Not that writing falsehoods evidently matters a great deal to anyone at The New Republic. How’s that final report on Beauchamp going, Mr. Foer?
The phony soldiers phenomenon, and its cousin the liberal soldier who puffs up his record to make himself seem more authoritative in matters of war and peace, has become pernicious. The entire Democrat party and its ideological allies are evidently swooning from it. Call it Winter Soldier Syndrome. Or call it Harkin’s Disease.
But back to The Plank’s mistaken dive into the Limbaugh affair.
From the above sentence, Fairbanks strings together a bit of cheerleading for Dingy Harry Reid, and then closes her original post with this.
In these difficult days we find our scraps of pleasure where we can.
Indeed we do. And, Ms. Fairbanks, you have just supplied quite a bit of pleasure to everyone who has been waiting for more than two months now for your magazine to deliver its final verdict on the Scott Thomas Beauchamp affair.
Update: Did you know that TNR’s Eve Fairbanks has her own entry in the Urban Dictionary. Until tonight, I didn’t. Here it is.
A gratuitous fabrication in a story when the truth would have served just fine.
“…gratuitous fabrication…” Well, that explains why she works at TNR.
Ironically, the narrative of veterans lobbying either for or against the Iraq war is a subject she has covered before. Just last week, as a matter of fact. Given the potential for such a story to backfire on TNR, you’d think they would be hesitant to touch this subject at all.
Each veterans’ group claims to represent the opinion not just of certain veterans but of “Iraq vets” as a whole class. This is partly a political tactic–who would listen to a group called “A Few Iraq Veterans for Freedom”?–but it also reflects the veterans’ sincere conviction that their stance reflects the only honest conclusion to be drawn from the Iraq experience. Some Iraq vets I talked to were even skeptical that their political opponents could actually be real veterans. “A lot of those people weren’t Iraq or Afghanistan vets,” said VoteVets member Andrew Horne of the men and women at the VFF rally. “I know they’re wearing the shirts, but I saw a lot of guys who were older than my Dad.”

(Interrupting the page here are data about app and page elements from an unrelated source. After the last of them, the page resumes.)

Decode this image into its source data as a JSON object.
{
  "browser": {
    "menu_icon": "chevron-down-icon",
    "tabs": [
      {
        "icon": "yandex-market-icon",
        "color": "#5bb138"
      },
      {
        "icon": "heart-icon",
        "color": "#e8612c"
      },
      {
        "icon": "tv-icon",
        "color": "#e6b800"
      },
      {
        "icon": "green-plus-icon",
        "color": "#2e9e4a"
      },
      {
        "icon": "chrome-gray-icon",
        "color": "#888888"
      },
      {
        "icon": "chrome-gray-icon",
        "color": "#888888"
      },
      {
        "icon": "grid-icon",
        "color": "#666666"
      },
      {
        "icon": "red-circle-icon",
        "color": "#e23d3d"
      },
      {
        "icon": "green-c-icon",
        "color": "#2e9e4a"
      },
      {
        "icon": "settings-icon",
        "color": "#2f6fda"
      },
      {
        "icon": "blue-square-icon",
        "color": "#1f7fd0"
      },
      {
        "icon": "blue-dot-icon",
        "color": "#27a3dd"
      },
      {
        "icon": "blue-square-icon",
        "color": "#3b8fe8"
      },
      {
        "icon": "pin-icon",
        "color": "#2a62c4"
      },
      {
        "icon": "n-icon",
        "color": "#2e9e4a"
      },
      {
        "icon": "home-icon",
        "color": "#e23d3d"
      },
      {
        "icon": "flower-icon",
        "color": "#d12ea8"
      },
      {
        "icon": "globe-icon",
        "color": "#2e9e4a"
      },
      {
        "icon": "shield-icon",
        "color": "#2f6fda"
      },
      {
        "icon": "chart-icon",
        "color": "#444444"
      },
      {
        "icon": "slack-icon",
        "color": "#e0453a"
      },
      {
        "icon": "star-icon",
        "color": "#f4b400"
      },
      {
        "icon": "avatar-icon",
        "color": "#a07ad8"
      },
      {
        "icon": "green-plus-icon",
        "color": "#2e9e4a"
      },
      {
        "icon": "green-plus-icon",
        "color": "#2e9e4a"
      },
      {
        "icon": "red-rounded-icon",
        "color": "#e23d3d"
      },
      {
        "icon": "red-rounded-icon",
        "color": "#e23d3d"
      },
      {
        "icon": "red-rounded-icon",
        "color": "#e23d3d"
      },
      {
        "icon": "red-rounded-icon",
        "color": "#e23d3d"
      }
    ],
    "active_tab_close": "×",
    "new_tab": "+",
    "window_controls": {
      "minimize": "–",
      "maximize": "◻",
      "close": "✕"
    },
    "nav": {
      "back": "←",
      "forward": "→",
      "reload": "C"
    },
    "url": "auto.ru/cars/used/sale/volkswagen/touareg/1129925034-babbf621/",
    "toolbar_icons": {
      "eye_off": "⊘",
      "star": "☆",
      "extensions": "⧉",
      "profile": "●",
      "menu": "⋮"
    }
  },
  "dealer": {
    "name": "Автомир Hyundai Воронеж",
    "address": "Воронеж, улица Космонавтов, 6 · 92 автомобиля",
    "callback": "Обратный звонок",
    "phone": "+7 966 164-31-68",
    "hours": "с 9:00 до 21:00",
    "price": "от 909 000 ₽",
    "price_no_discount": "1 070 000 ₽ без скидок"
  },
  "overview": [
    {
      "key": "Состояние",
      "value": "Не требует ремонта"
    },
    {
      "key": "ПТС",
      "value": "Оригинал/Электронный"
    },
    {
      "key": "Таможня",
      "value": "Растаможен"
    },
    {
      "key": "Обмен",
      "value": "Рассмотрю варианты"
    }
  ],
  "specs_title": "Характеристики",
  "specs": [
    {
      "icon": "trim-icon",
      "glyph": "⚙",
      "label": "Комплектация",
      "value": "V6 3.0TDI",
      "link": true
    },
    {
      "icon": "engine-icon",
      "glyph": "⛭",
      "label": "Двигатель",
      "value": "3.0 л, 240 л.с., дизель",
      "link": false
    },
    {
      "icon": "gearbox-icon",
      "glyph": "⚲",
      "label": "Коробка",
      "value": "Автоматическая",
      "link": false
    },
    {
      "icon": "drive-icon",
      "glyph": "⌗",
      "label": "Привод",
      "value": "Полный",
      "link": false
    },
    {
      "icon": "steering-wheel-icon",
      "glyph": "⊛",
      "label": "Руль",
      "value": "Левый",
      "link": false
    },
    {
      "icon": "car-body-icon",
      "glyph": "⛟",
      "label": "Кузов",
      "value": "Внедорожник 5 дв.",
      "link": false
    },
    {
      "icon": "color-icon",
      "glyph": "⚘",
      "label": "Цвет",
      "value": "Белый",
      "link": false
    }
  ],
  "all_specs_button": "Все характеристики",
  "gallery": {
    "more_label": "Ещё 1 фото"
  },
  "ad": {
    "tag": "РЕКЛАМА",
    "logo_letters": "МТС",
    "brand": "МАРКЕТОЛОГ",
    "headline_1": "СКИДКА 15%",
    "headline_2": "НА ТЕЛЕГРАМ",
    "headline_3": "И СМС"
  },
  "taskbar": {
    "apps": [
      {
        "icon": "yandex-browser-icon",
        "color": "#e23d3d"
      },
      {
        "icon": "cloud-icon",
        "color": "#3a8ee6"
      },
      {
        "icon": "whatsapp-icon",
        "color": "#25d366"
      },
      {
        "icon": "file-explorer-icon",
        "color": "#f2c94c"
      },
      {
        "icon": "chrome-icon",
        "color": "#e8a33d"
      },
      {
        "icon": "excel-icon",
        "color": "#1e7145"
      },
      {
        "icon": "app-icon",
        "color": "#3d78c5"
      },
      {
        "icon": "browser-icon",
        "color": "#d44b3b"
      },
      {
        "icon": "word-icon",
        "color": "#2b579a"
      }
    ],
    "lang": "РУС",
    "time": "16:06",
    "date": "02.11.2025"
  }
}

Lefty vets questioning pro-war vets’ authenticity. Interesting.
(thanks to Chris R.)